- _To do_
Go through the lines below and copy each one that holds the string "JSON".

- _Records for the task_

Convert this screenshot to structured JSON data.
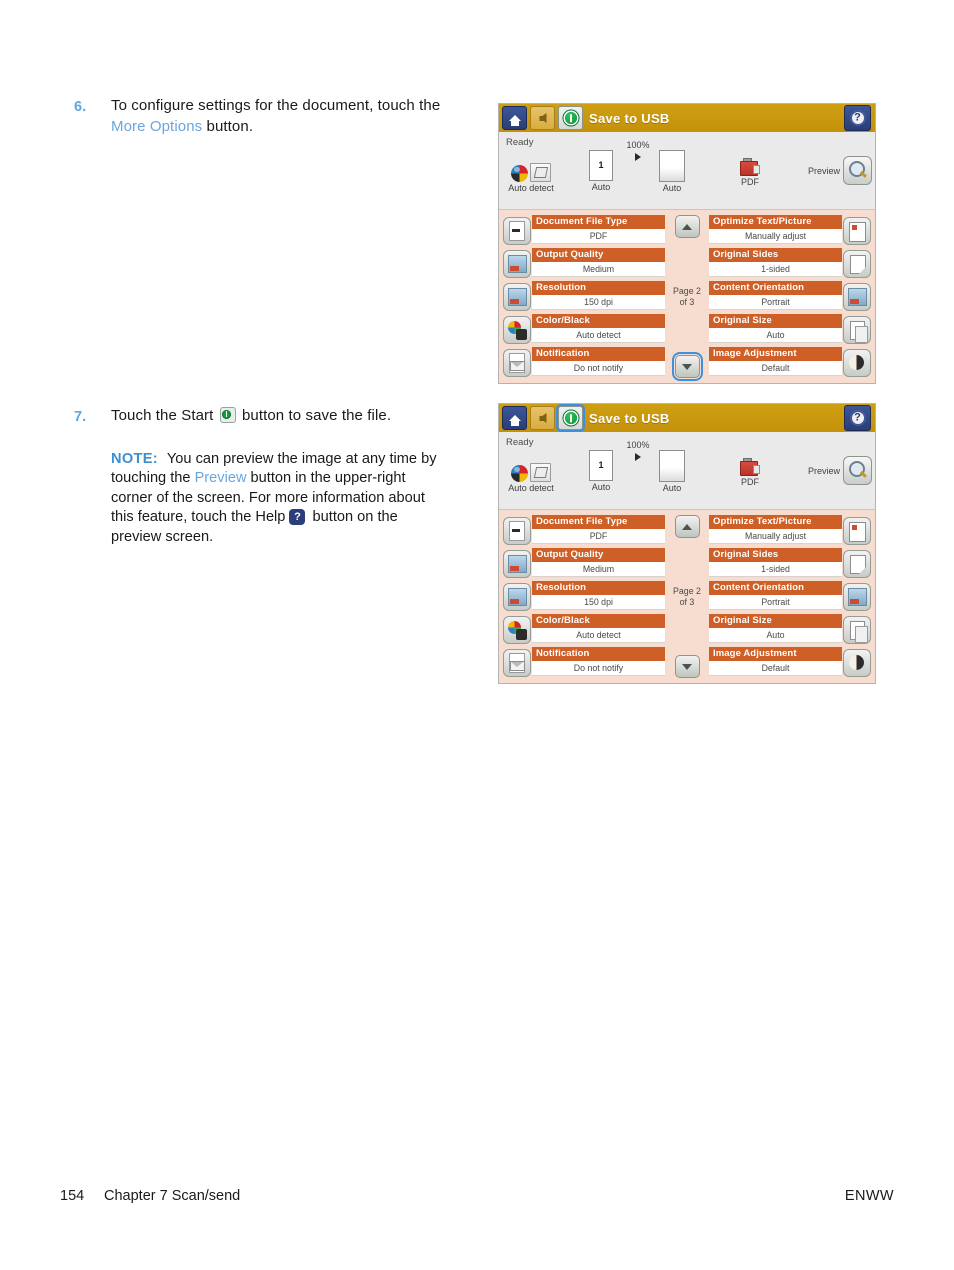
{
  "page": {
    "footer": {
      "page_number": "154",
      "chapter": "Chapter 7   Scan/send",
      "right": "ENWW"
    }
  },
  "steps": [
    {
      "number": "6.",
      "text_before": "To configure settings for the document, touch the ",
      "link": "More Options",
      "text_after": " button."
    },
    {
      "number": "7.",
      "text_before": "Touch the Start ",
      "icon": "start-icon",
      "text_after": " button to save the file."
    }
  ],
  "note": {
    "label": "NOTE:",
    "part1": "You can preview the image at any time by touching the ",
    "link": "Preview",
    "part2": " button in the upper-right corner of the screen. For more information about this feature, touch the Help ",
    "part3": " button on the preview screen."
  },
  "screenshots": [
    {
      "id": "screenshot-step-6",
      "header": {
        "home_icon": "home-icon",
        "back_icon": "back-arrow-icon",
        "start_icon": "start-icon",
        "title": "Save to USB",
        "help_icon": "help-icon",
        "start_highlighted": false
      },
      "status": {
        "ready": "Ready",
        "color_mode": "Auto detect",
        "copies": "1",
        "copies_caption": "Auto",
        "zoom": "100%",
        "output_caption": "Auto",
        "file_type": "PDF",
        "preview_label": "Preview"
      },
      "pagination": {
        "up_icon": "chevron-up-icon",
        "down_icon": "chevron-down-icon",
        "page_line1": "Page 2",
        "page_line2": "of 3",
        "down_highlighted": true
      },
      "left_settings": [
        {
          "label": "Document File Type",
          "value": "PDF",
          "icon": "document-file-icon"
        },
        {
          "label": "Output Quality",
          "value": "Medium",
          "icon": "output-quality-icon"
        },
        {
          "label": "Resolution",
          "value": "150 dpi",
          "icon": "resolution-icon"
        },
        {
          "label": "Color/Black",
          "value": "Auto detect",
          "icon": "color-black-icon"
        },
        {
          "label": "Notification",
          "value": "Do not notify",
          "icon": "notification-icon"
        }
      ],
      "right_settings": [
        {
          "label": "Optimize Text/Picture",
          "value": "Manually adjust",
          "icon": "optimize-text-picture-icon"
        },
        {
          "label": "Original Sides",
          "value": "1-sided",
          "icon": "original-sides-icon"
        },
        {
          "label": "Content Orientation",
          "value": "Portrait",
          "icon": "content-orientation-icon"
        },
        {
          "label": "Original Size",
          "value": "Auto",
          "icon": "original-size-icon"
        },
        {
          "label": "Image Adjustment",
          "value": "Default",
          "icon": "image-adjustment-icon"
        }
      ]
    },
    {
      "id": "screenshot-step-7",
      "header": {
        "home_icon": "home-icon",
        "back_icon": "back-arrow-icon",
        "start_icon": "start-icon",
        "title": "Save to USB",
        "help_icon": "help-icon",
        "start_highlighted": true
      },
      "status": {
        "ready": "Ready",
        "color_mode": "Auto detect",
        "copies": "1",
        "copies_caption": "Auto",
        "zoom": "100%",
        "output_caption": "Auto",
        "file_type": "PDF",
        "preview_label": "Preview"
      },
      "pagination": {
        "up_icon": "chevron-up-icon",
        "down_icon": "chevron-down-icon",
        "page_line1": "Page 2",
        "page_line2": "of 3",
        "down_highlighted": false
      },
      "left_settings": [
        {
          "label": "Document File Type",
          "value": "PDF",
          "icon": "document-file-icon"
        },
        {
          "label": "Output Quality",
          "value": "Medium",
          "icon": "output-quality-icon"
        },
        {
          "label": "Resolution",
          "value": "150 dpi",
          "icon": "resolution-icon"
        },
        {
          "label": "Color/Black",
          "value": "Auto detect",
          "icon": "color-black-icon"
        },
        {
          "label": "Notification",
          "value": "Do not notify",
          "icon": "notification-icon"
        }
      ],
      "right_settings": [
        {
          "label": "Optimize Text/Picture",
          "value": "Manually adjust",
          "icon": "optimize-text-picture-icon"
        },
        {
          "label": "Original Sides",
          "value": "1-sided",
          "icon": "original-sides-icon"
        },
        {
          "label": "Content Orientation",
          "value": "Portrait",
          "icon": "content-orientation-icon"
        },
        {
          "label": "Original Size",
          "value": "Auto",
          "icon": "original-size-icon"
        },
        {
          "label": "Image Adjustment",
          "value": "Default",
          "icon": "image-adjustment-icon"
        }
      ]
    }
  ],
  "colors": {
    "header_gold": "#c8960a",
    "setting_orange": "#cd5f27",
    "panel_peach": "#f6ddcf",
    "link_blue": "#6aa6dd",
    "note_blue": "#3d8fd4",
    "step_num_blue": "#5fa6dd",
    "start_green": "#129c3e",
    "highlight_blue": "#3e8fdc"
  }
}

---

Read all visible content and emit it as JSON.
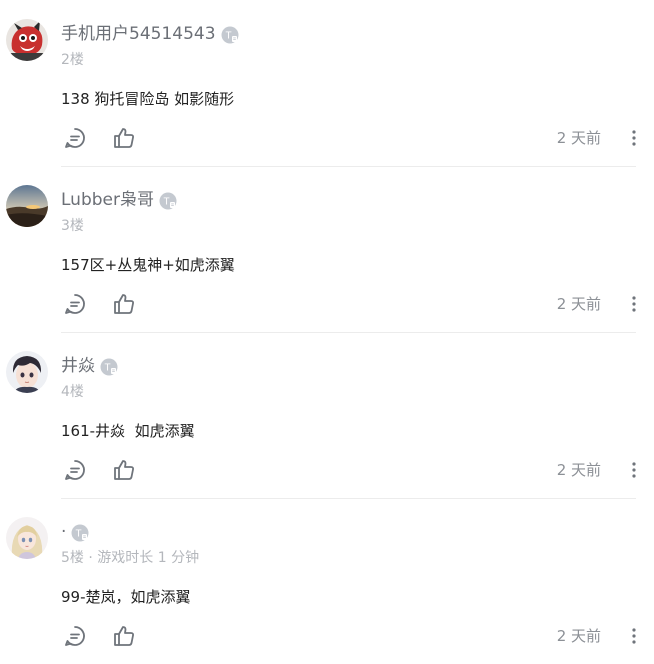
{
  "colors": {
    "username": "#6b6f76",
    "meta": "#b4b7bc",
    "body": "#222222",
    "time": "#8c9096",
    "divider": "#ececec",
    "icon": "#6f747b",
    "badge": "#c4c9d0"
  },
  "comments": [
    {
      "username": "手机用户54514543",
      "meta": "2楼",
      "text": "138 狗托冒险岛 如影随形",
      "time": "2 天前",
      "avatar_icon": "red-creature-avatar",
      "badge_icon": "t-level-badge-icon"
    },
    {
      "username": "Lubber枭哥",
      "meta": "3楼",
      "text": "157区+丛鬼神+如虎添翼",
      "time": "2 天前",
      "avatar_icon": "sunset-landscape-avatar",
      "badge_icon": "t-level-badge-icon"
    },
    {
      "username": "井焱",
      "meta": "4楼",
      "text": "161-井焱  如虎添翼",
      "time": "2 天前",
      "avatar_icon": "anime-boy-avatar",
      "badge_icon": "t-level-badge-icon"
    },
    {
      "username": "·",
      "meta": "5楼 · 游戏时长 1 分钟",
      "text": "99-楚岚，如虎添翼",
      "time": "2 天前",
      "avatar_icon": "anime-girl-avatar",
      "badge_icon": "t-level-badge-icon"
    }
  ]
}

- _Response to this task_
Convert this screenshot to structured JSON data.
Read all visible content and emit it as JSON.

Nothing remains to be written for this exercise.